--- MATERIAL PROVIDED ---
========

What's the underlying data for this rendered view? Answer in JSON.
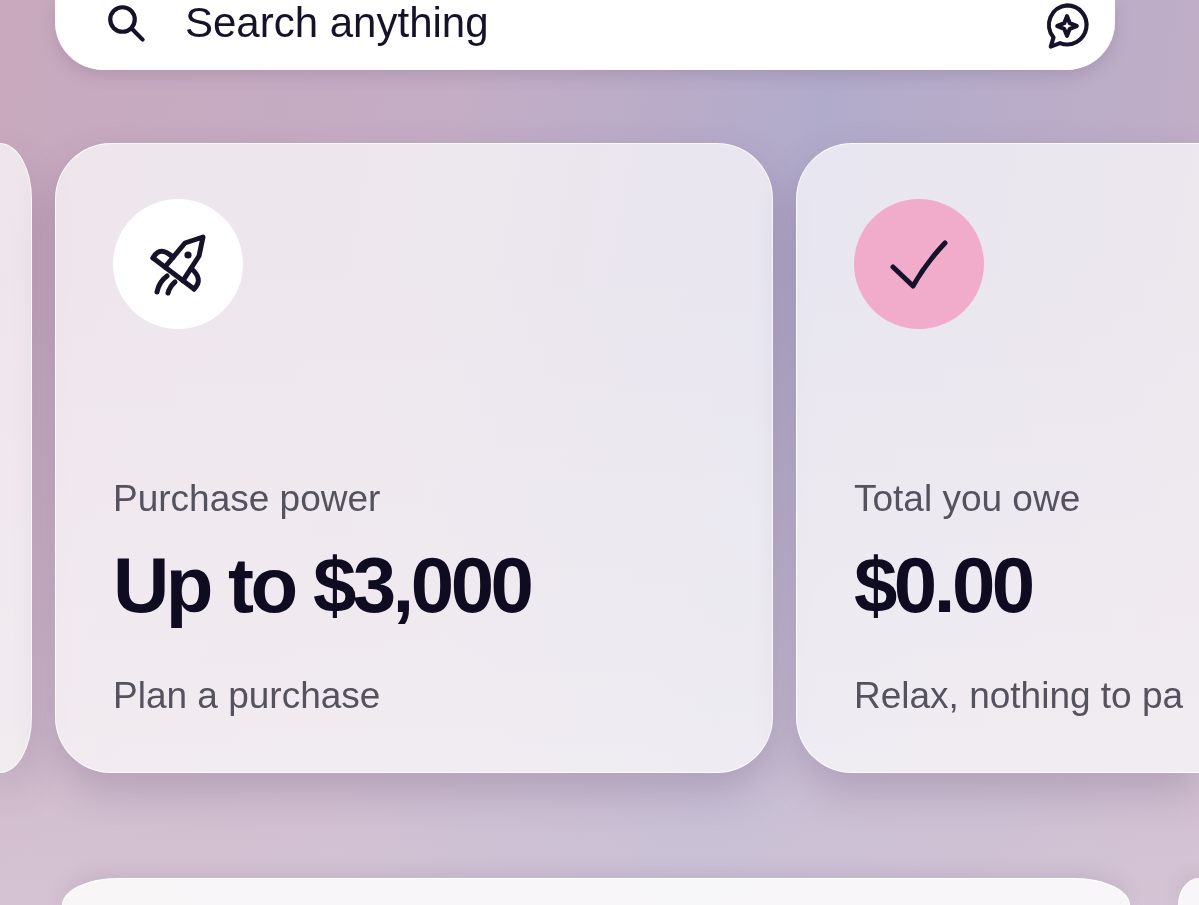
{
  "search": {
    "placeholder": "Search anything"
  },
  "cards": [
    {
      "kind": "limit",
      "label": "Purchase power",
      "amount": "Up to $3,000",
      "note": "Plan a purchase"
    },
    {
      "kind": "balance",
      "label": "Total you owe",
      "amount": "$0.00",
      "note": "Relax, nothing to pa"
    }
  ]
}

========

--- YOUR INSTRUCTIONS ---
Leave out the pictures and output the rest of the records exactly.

--- EXERCISE ANSWER ---
What's the underlying data for this rendered view? Answer in JSON.
{
  "search": {
    "placeholder": "Search anything"
  },
  "cards": [
    {
      "kind": "limit",
      "label": "Purchase power",
      "amount": "Up to $3,000",
      "note": "Plan a purchase"
    },
    {
      "kind": "balance",
      "label": "Total you owe",
      "amount": "$0.00",
      "note": "Relax, nothing to pa"
    }
  ]
}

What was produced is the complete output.